Eddie Jones is to be reunited with eight of his World Cup Wallabies when he takes charge of a Barbarians invitation team in Cardiff - just five days after quitting as Australia coach.
And in his first public appearance since his resignation on Monday, Jones told reporters on Wednesday (Thursday AEDT) he believed his job as Australia coach would have been compromised had he stayed in the role.
Jones was adamant "20 years of unsuccessful rugby" had been down to the system in Australian rugby.
It's ironic that in his first job since the end to his dismal reign as national coach that Jones will be guiding not just eight Wallabies who failed to get past the group stage at the World Cup but also two he left out the squad amid much controversy.
For both flanker Michael Hooper, the veteran star whose exclusion was emblematic of Jones's gamble on youth in France, and fit-again centre Len Ikitau will be in the Barbarians' starting XV to play Wales at the Principality Stadium on Saturday (Sunday AEDT).
Jones has picked six - starters Rob Leota and Rob Valetini, and replacements Angus Bell, Tom Hooper, Ben Donaldson and Andrew Kellaway - who all featured in the record 40-6 hiding by Wales that sealed Australia's fate at the World Cup.
Prop Taniela Tupou and Izaia Perese, also in Jones's France squad, will be in Saturday's starting line-up too.
Asked about his resignation in Cardiff on Wednesday, Jones told reporters: "Post-World Cup there was always going to be a decision to be made whether we were going to change Australian rugby or not.
"I went in with a plan and had a commitment from Rugby Australia what that looked like.
"When the unity of where we were going wasn't the same - not because of the lack of desire from Rugby Australia but there's other forces at play - then the only thing I could do was resign.
"Obviously, the results are disappointing, but I went in there with a plan to change Australian rugby, which not only involves the team but the system to put it together.
"When you've had 20 years of unsuccessful rugby, that's because of the system.
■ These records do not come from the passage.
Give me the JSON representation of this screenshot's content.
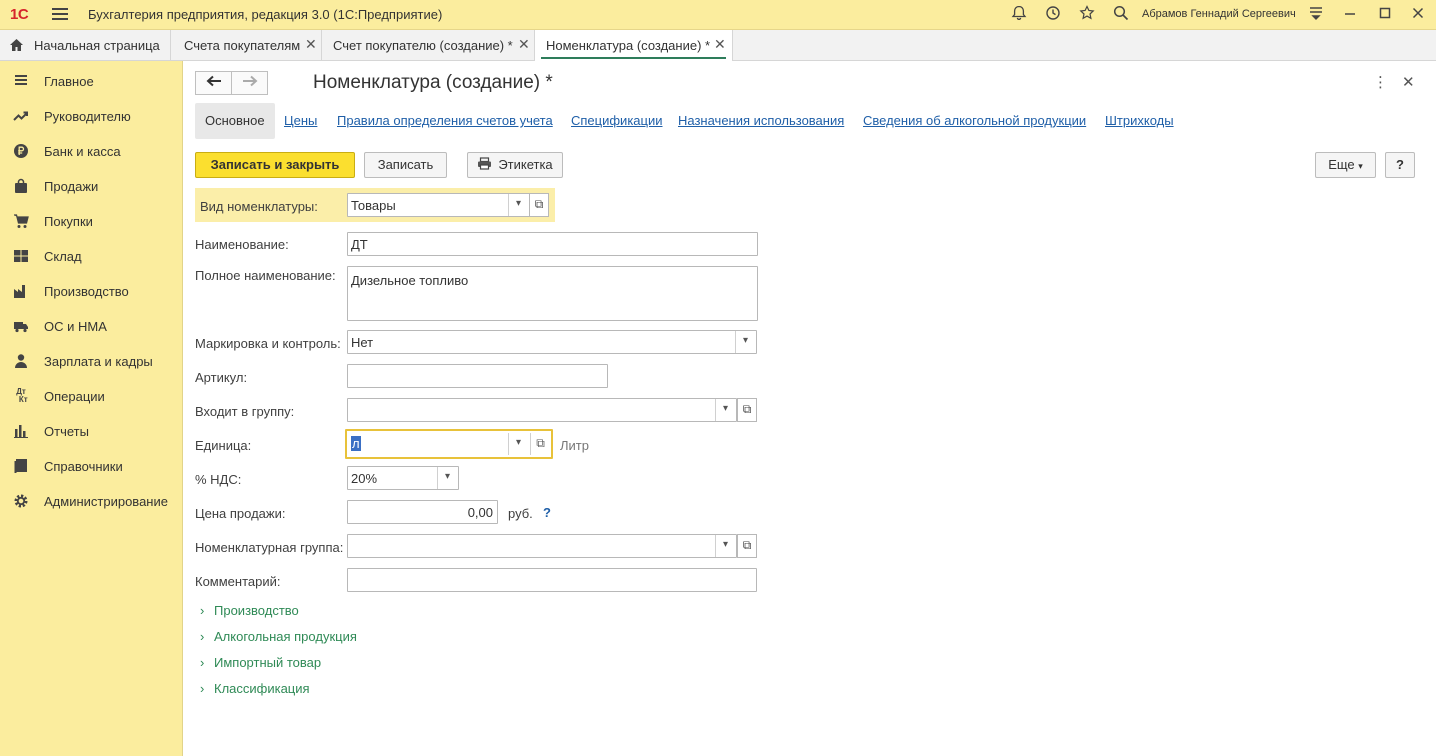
{
  "app": {
    "logo": "1С",
    "title": "Бухгалтерия предприятия, редакция 3.0  (1С:Предприятие)",
    "user": "Абрамов Геннадий Сергеевич"
  },
  "tabs": [
    {
      "label": "Начальная страница"
    },
    {
      "label": "Счета покупателям"
    },
    {
      "label": "Счет покупателю (создание) *"
    },
    {
      "label": "Номенклатура (создание) *"
    }
  ],
  "sidebar": {
    "items": [
      {
        "label": "Главное",
        "icon": "menu-icon"
      },
      {
        "label": "Руководителю",
        "icon": "trend-icon"
      },
      {
        "label": "Банк и касса",
        "icon": "ruble-icon"
      },
      {
        "label": "Продажи",
        "icon": "bag-icon"
      },
      {
        "label": "Покупки",
        "icon": "cart-icon"
      },
      {
        "label": "Склад",
        "icon": "warehouse-icon"
      },
      {
        "label": "Производство",
        "icon": "factory-icon"
      },
      {
        "label": "ОС и НМА",
        "icon": "truck-icon"
      },
      {
        "label": "Зарплата и кадры",
        "icon": "person-icon"
      },
      {
        "label": "Операции",
        "icon": "dt-kt-icon"
      },
      {
        "label": "Отчеты",
        "icon": "bar-chart-icon"
      },
      {
        "label": "Справочники",
        "icon": "book-icon"
      },
      {
        "label": "Администрирование",
        "icon": "gear-icon"
      }
    ]
  },
  "form": {
    "title": "Номенклатура (создание) *",
    "tabs": [
      "Основное",
      "Цены",
      "Правила определения счетов учета",
      "Спецификации",
      "Назначения использования",
      "Сведения об алкогольной продукции",
      "Штрихкоды"
    ],
    "buttons": {
      "save_close": "Записать и закрыть",
      "save": "Записать",
      "label": "Этикетка",
      "more": "Еще",
      "help": "?"
    },
    "fields": {
      "kind_label": "Вид номенклатуры:",
      "kind_value": "Товары",
      "name_label": "Наименование:",
      "name_value": "ДТ",
      "full_name_label": "Полное наименование:",
      "full_name_value": "Дизельное топливо",
      "marking_label": "Маркировка и контроль:",
      "marking_value": "Нет",
      "article_label": "Артикул:",
      "article_value": "",
      "group_label": "Входит в группу:",
      "group_value": "",
      "unit_label": "Единица:",
      "unit_value": "л",
      "unit_hint": "Литр",
      "vat_label": "% НДС:",
      "vat_value": "20%",
      "price_label": "Цена продажи:",
      "price_value": "0,00",
      "price_currency": "руб.",
      "price_help": "?",
      "nom_group_label": "Номенклатурная группа:",
      "nom_group_value": "",
      "comment_label": "Комментарий:",
      "comment_value": ""
    },
    "sections": [
      "Производство",
      "Алкогольная продукция",
      "Импортный товар",
      "Классификация"
    ]
  }
}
I went in with a plan of how to change the system and that's unable to be changed.
"I felt my job would be compromised for the next four years, which I wasn't prepared to do."
As usual, Jones had plenty of outspoken views, including some on his former England employers.
Asked how far he could have taken England at the World Cup, Jones replied: "That's not a question, that's a dream."
He also had advice for Steve Borthwick, his successor who took England to the semi-finals of the World Cup, insisting the gifted Marcus Smith wasn't a fullback and needed to be utilised at five-eighth to get the best out of him.
As for his own coaching future, Jones ruled out any prospect of returning to Australia as coach of the British and Irish Lions in 2025.
"I have moved from the northern hemisphere to the southern hemisphere," he said.
"I had my go with England, I loved coaching England, and I wouldn't want to be involved in the Lions. Not at all."
The emotional focus in Cardiff will be on the send-off for the great lock Alun Wyn Jones, who'll captain the Baa-Baas against the team he led with such distinction while earning a record 158 Welsh caps.